Twitter and Disinformation
At the recent CES event, Twitter’s director of product management Suzanne Xie announced some proposed changes to Twitter which are aimed to begin rolling out in a beta version this year. They represent fundamental and important changes to the ways that conversations are had on the platform, including the ability to make tweets to limited groups of users (as opposed to globally), and perhaps the biggest change, tweets that cannot be replied to (what Twitter is calling “statements”). Xie stated that the changes were meant to prevent what are seen by Twitter as unhealthy behavior by its users, including “getting ratio’d” (when one’s Tweet receives a very high ratio of replies to likes, which is taken to represent general disapproval), and “getting dunked on” (a phenomenon in which the replies to one’s tweet are very critical, often going into detail about why the original poster was wrong).
If you have spent any amount of time on Twitter you have no doubt come across the kind of toxic behavior that the platform has become infamous for: people being rude, insulting, and aggressive is commonplace. So one might think that any change that might reduce this toxicity should be welcomed.
The changes that Twitter is proposing, however, could have some seriously negative consequences, especially when it comes to the potential for spreading misinformation.
First things first: when people act aggressively and threatening on Twitter, they are acting badly. While there are many parts of the internet that can seem like cesspools of vile opinions (various parts of YouTube, Facebook, and basically every comment section on any news website), Twitter has long had the reputation of being a place where nasty prejudices of any kind you can imagine run amok. Twitter itself has recognized that people who use the platform for the expression of racist, sexist, homophobic, and transphobic views (among others) are a problem, and have in the past taken some measures to curb this kind of behavior. It would be a good thing, then, if Twitter could take further steps to actually deter this kind of behavior.

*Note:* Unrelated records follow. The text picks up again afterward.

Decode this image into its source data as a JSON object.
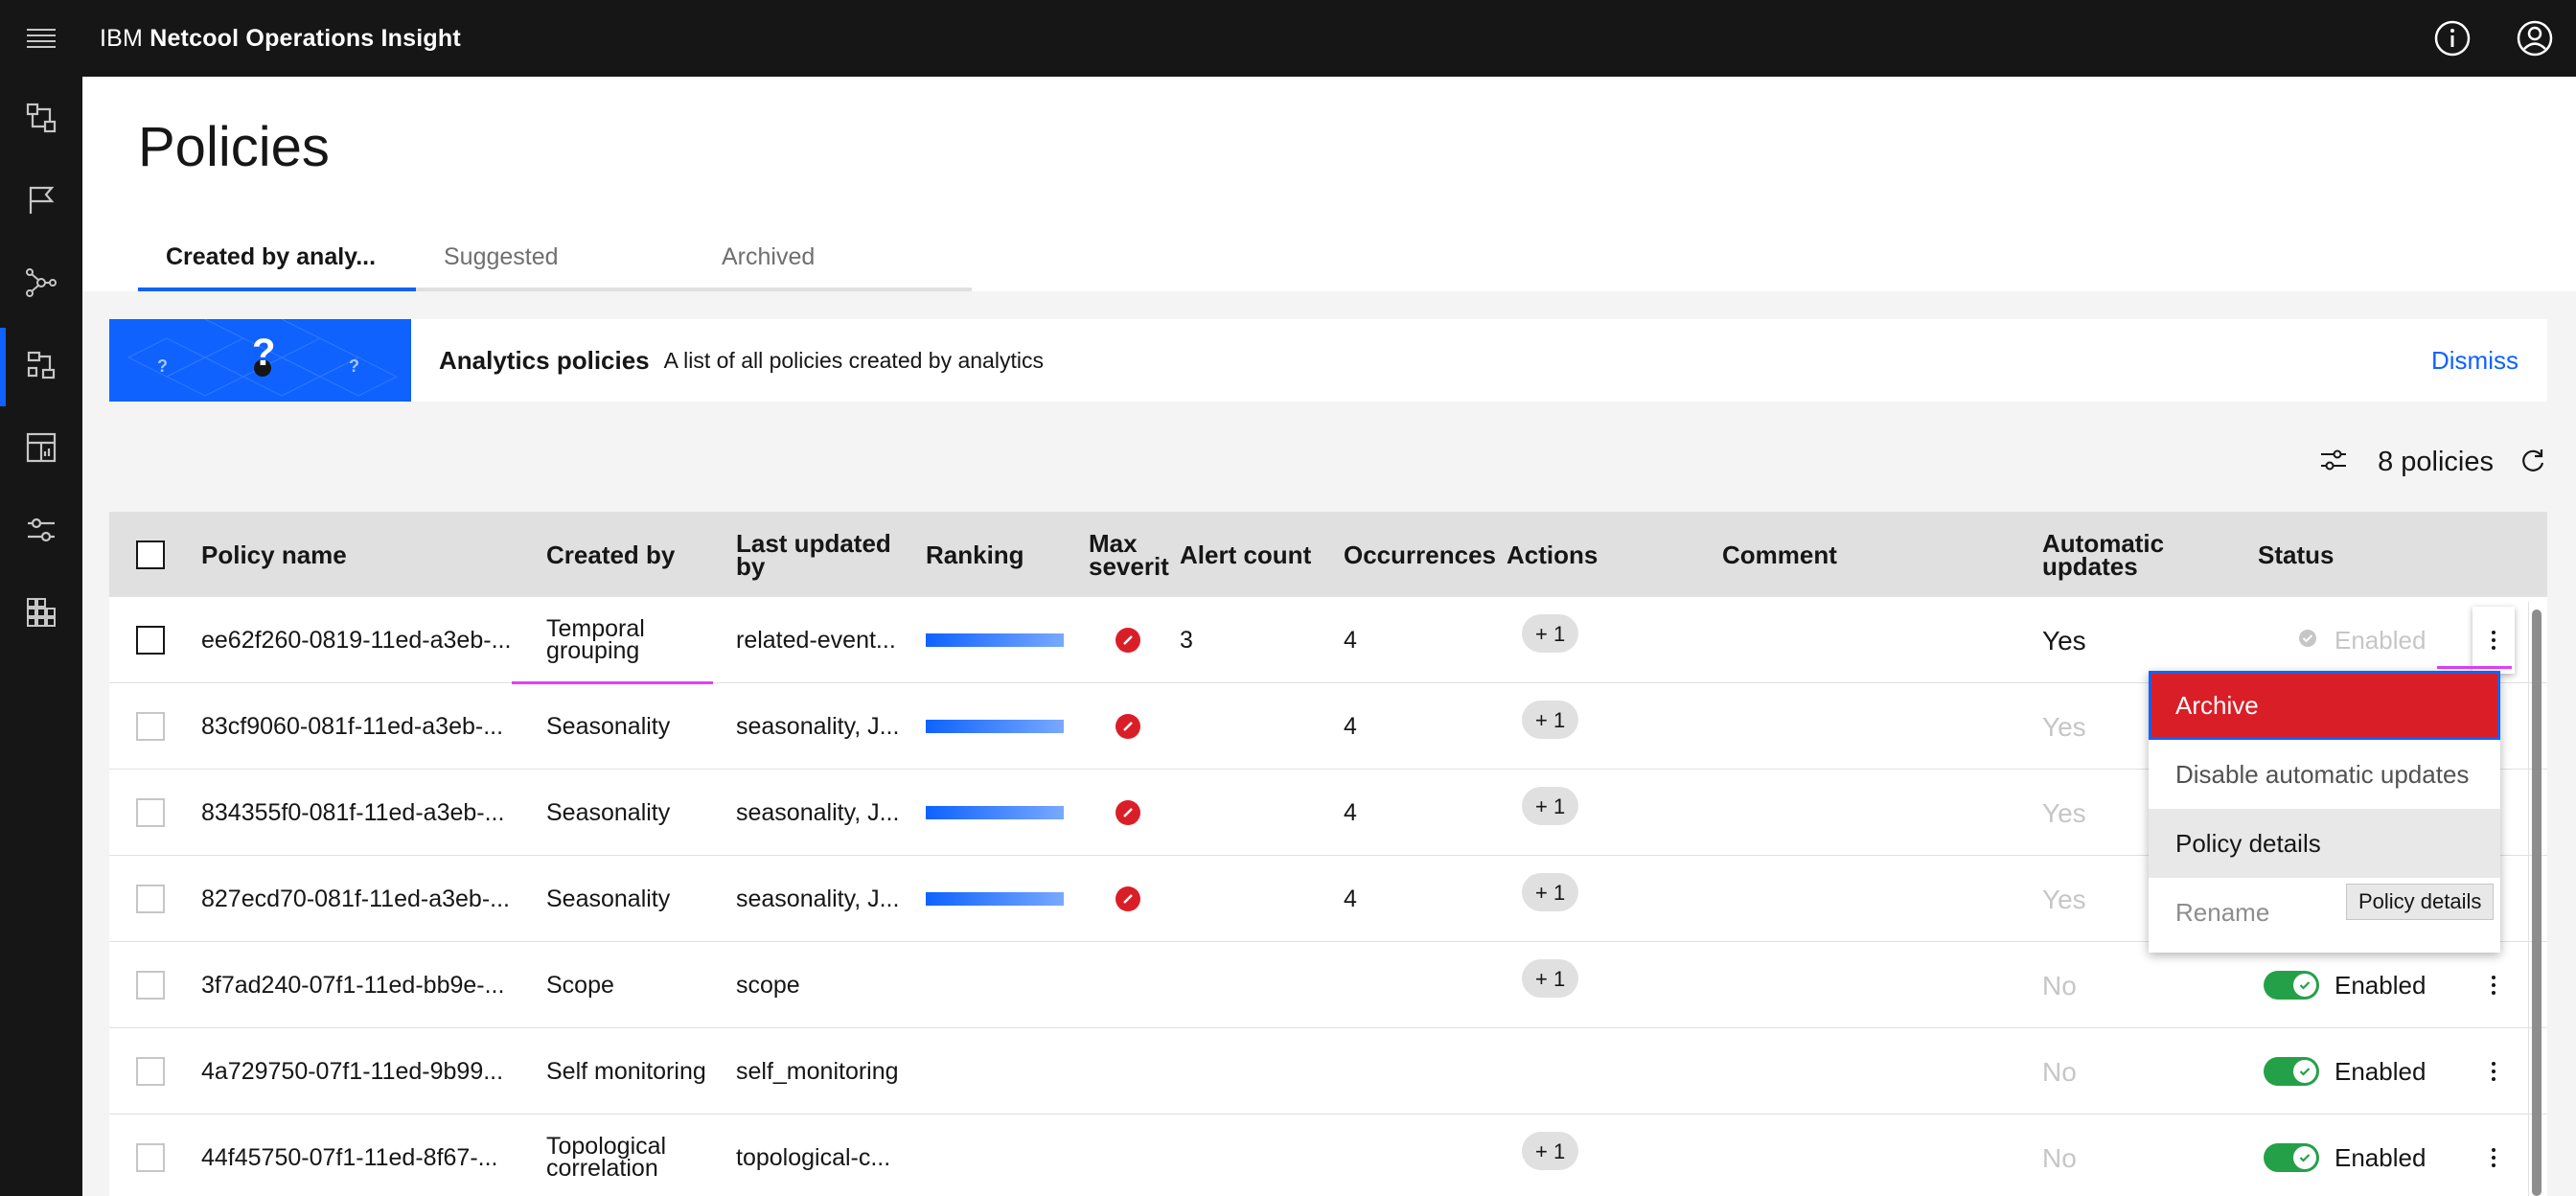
{
  "header": {
    "brand_prefix": "IBM",
    "brand_product": "Netcool Operations Insight"
  },
  "page": {
    "title": "Policies",
    "tabs": [
      {
        "label": "Created by analy..."
      },
      {
        "label": "Suggested"
      },
      {
        "label": "Archived"
      }
    ]
  },
  "banner": {
    "title": "Analytics policies",
    "description": "A list of all policies created by analytics",
    "dismiss": "Dismiss"
  },
  "toolbar": {
    "count_label": "8 policies"
  },
  "table": {
    "columns": {
      "policy_name": "Policy name",
      "created_by": "Created by",
      "last_updated_1": "Last updated",
      "last_updated_2": "by",
      "ranking": "Ranking",
      "max_sev_1": "Max",
      "max_sev_2": "severit",
      "alert_count": "Alert count",
      "occurrences": "Occurrences",
      "actions": "Actions",
      "comment": "Comment",
      "auto_1": "Automatic",
      "auto_2": "updates",
      "status": "Status"
    },
    "rows": [
      {
        "name": "ee62f260-0819-11ed-a3eb-...",
        "created_by_1": "Temporal",
        "created_by_2": "grouping",
        "last_updated": "related-event...",
        "ranking": 1,
        "severity_icon": "critical-icon",
        "alert_count": "3",
        "occurrences": "4",
        "actions_tag": "+ 1",
        "auto_updates": "Yes",
        "status": "Enabled"
      },
      {
        "name": "83cf9060-081f-11ed-a3eb-...",
        "created_by_1": "Seasonality",
        "created_by_2": "",
        "last_updated": "seasonality, J...",
        "ranking": 1,
        "severity_icon": "critical-icon",
        "alert_count": "",
        "occurrences": "4",
        "actions_tag": "+ 1",
        "auto_updates": "Yes",
        "status": ""
      },
      {
        "name": "834355f0-081f-11ed-a3eb-...",
        "created_by_1": "Seasonality",
        "created_by_2": "",
        "last_updated": "seasonality, J...",
        "ranking": 1,
        "severity_icon": "critical-icon",
        "alert_count": "",
        "occurrences": "4",
        "actions_tag": "+ 1",
        "auto_updates": "Yes",
        "status": ""
      },
      {
        "name": "827ecd70-081f-11ed-a3eb-...",
        "created_by_1": "Seasonality",
        "created_by_2": "",
        "last_updated": "seasonality, J...",
        "ranking": 1,
        "severity_icon": "critical-icon",
        "alert_count": "",
        "occurrences": "4",
        "actions_tag": "+ 1",
        "auto_updates": "Yes",
        "status": ""
      },
      {
        "name": "3f7ad240-07f1-11ed-bb9e-...",
        "created_by_1": "Scope",
        "created_by_2": "",
        "last_updated": "scope",
        "actions_tag": "+ 1",
        "auto_updates": "No",
        "status": "Enabled"
      },
      {
        "name": "4a729750-07f1-11ed-9b99...",
        "created_by_1": "Self monitoring",
        "created_by_2": "",
        "last_updated": "self_monitoring",
        "actions_tag": "",
        "auto_updates": "No",
        "status": "Enabled"
      },
      {
        "name": "44f45750-07f1-11ed-8f67-...",
        "created_by_1": "Topological",
        "created_by_2": "correlation",
        "last_updated": "topological-c...",
        "actions_tag": "+ 1",
        "auto_updates": "No",
        "status": "Enabled"
      }
    ]
  },
  "overflow_menu": {
    "items": [
      "Archive",
      "Disable automatic updates",
      "Policy details",
      "Rename"
    ],
    "tooltip": "Policy details"
  },
  "colors": {
    "accent": "#0f62fe",
    "danger": "#da1e28",
    "success": "#24a148",
    "annotation": "#e040fb"
  }
}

The problem with allowing users the ability to Tweet in such a way that it cannot receive any feedback, though, is that the community can provide valuable information about the quality and trustworthiness about the content of a tweet. Consider first the phenomenon of “getting ratio’d”. While Twitter gives users the ability to endorse Tweets – in the form of “hearts” – it does not have any explicit mechanism in place that can allow users to show their disapproval – there is no non-heart equivalent. In the absence of a disapproval mechanism, Twitter users generally take a high ratio of replies-to-hearts to be an indication of disapproval (there are exceptions to this: when someone asks a question or seeks out advice, they may receive a lot of replies, thus resulting in a relatively high ratio that signals engagement as opposed to disapproval). Community signaling of disapproval can provide important information, especially when it comes from individuals in positions of power. For example, if a politician makes a false or spurious claim, their getting ratio’d can indicate to others that the information being presented should not be accepted uncritically. In the absence of such a mechanism it is much more difficult to determine the quality of information.

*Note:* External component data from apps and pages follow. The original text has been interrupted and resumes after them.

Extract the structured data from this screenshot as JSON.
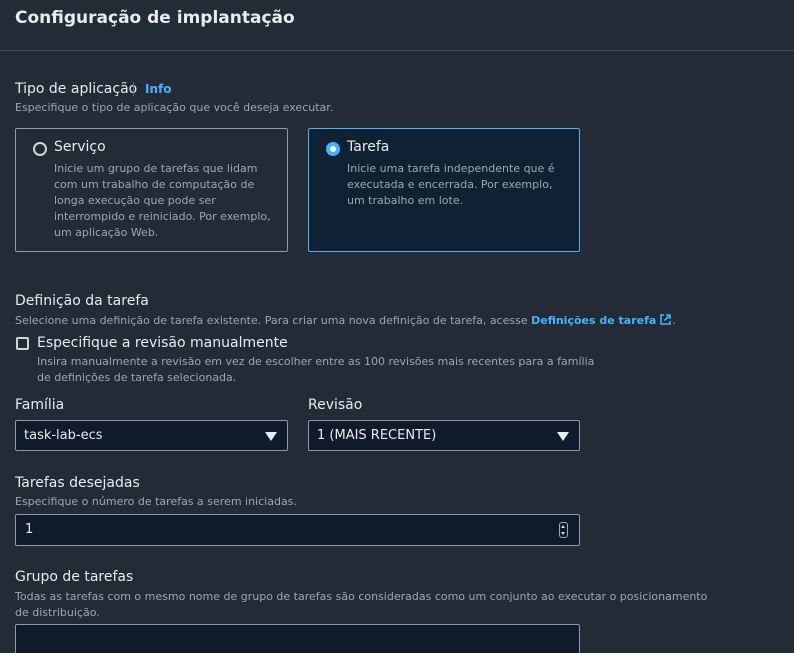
{
  "page": {
    "title": "Configuração de implantação"
  },
  "app_type": {
    "title": "Tipo de aplicação",
    "info": "Info",
    "description": "Especifique o tipo de aplicação que você deseja executar.",
    "options": [
      {
        "label": "Serviço",
        "description": "Inicie um grupo de tarefas que lidam com um trabalho de computação de longa execução que pode ser interrompido e reiniciado. Por exemplo, um aplicação Web.",
        "selected": false
      },
      {
        "label": "Tarefa",
        "description": "Inicie uma tarefa independente que é executada e encerrada. Por exemplo, um trabalho em lote.",
        "selected": true
      }
    ]
  },
  "task_definition": {
    "title": "Definição da tarefa",
    "description": "Selecione uma definição de tarefa existente. Para criar uma nova definição de tarefa, acesse",
    "link": "Definições de tarefa",
    "link_suffix": ".",
    "manual_checkbox": {
      "label": "Especifique a revisão manualmente",
      "description": "Insira manualmente a revisão em vez de escolher entre as 100 revisões mais recentes para a família de definições de tarefa selecionada.",
      "checked": false
    },
    "family": {
      "label": "Família",
      "value": "task-lab-ecs"
    },
    "revision": {
      "label": "Revisão",
      "value": "1 (MAIS RECENTE)"
    }
  },
  "desired_tasks": {
    "title": "Tarefas desejadas",
    "description": "Especifique o número de tarefas a serem iniciadas.",
    "value": "1"
  },
  "task_group": {
    "title": "Grupo de tarefas",
    "description": "Todas as tarefas com o mesmo nome de grupo de tarefas são consideradas como um conjunto ao executar o posicionamento de distribuição.",
    "value": ""
  },
  "colors": {
    "accent": "#42b4ff",
    "background": "#232b37",
    "input_bg": "#0f1b2a"
  }
}
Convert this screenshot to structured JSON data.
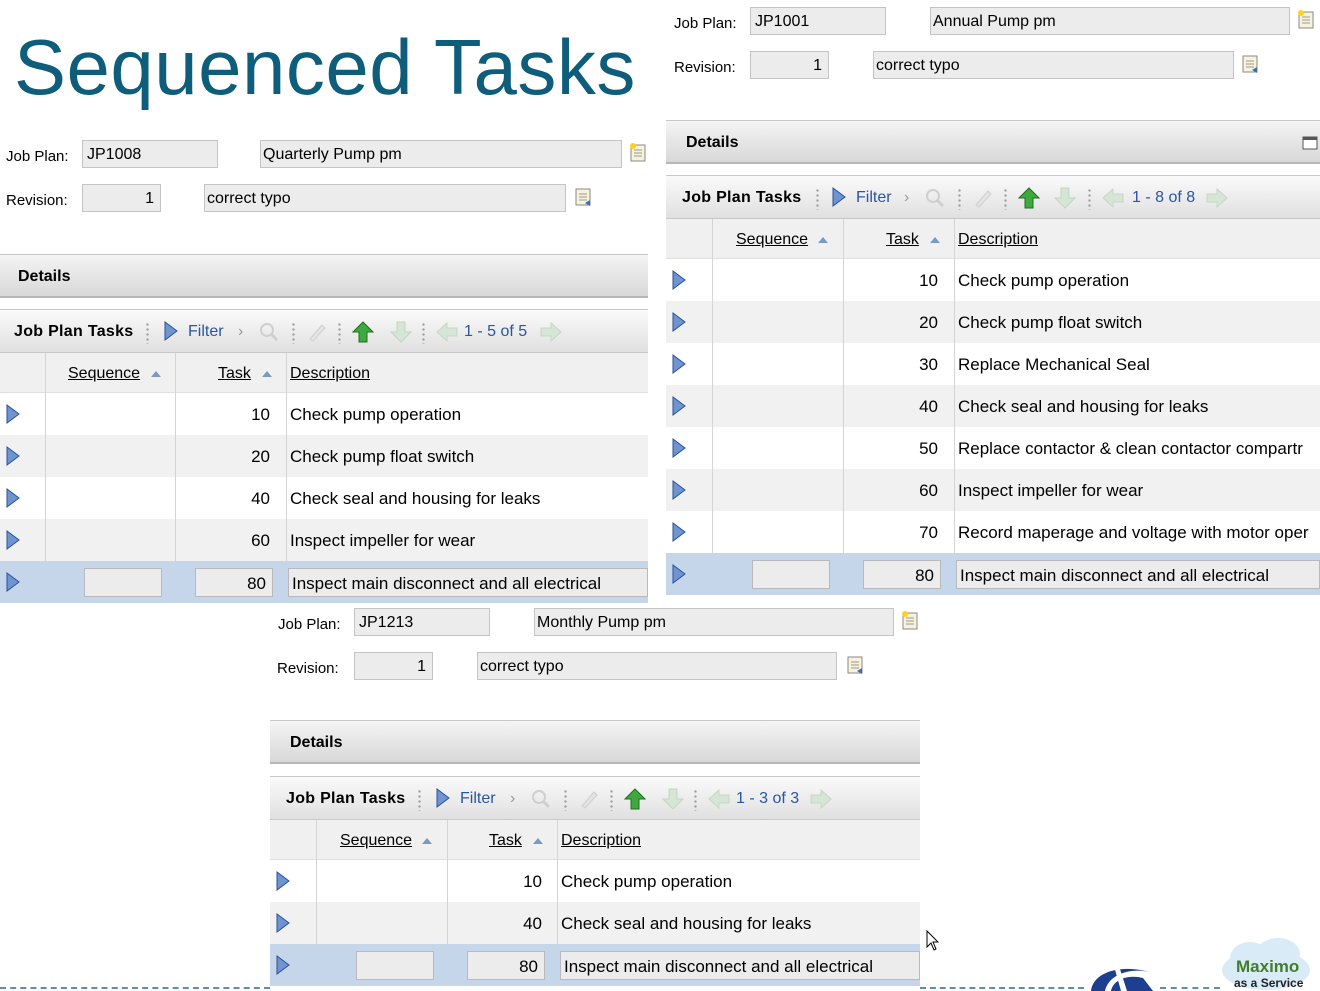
{
  "slide": {
    "title": "Sequenced Tasks"
  },
  "panels": [
    {
      "id": "jp1001",
      "job_plan_label": "Job Plan:",
      "job_plan_value": "JP1001",
      "job_plan_desc": "Annual Pump pm",
      "revision_label": "Revision:",
      "revision_value": "1",
      "revision_desc": "correct typo",
      "details_label": "Details",
      "tasks_label": "Job Plan Tasks",
      "filter_label": "Filter",
      "pager": "1 - 8 of 8",
      "columns": {
        "sequence": "Sequence",
        "task": "Task",
        "description": "Description"
      },
      "rows": [
        {
          "task": "10",
          "description": "Check pump operation"
        },
        {
          "task": "20",
          "description": "Check pump float switch"
        },
        {
          "task": "30",
          "description": "Replace Mechanical Seal"
        },
        {
          "task": "40",
          "description": "Check seal and housing for leaks"
        },
        {
          "task": "50",
          "description": "Replace contactor & clean contactor compartr"
        },
        {
          "task": "60",
          "description": "Inspect impeller for wear"
        },
        {
          "task": "70",
          "description": "Record maperage and voltage with motor oper"
        },
        {
          "task": "80",
          "description": "Inspect main disconnect and all electrical",
          "selected": true
        }
      ]
    },
    {
      "id": "jp1008",
      "job_plan_label": "Job Plan:",
      "job_plan_value": "JP1008",
      "job_plan_desc": "Quarterly Pump pm",
      "revision_label": "Revision:",
      "revision_value": "1",
      "revision_desc": "correct typo",
      "details_label": "Details",
      "tasks_label": "Job Plan Tasks",
      "filter_label": "Filter",
      "pager": "1 - 5 of 5",
      "columns": {
        "sequence": "Sequence",
        "task": "Task",
        "description": "Description"
      },
      "rows": [
        {
          "task": "10",
          "description": "Check pump operation"
        },
        {
          "task": "20",
          "description": "Check pump float switch"
        },
        {
          "task": "40",
          "description": "Check seal and housing for leaks"
        },
        {
          "task": "60",
          "description": "Inspect impeller for wear"
        },
        {
          "task": "80",
          "description": "Inspect main disconnect and all electrical",
          "selected": true
        }
      ]
    },
    {
      "id": "jp1213",
      "job_plan_label": "Job Plan:",
      "job_plan_value": "JP1213",
      "job_plan_desc": "Monthly Pump pm",
      "revision_label": "Revision:",
      "revision_value": "1",
      "revision_desc": "correct typo",
      "details_label": "Details",
      "tasks_label": "Job Plan Tasks",
      "filter_label": "Filter",
      "pager": "1 - 3 of 3",
      "columns": {
        "sequence": "Sequence",
        "task": "Task",
        "description": "Description"
      },
      "rows": [
        {
          "task": "10",
          "description": "Check pump operation"
        },
        {
          "task": "40",
          "description": "Check seal and housing for leaks"
        },
        {
          "task": "80",
          "description": "Inspect main disconnect and all electrical",
          "selected": true
        }
      ]
    }
  ],
  "branding": {
    "product": "Maximo",
    "tagline": "as a Service"
  },
  "colors": {
    "title": "#0e5e7b",
    "selected_row": "#c5d6ea",
    "link": "#2a55a0",
    "expand_arrow": "#2b4f9a"
  }
}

In addition to the quantity of responses that contribute to a ratio, the content of those responses can also help others determine whether the content of a tweet should be accepted. Consider, for example, the existence of a world leader who does not believe that global warming is occurring, and who tweets as such to their many followers. If this tweet were merely made as a statement without the possibility of a conversation occurring afterwards, those who believe the content of the tweet will not be exposed to arguments that correctly show it to be false.
A concern with limiting the kinds of conversations that can occur on Twitter, then, is that preventing replies can seriously limit the ability of the community to indicate that one is spreading misinformation. This is especially worrisome, given recent studies that suggest that so-called “fake news” can spread very quickly on Twitter, and in some cases much more quickly than the truth.
At this point, before the changes have been implemented, it is unclear whether the benefits will outweigh the costs. And while one should always be cautious when getting information from Twitter, in the absence of any possibility for community feedback it is perhaps worth employing an even healthier skepticism in the future.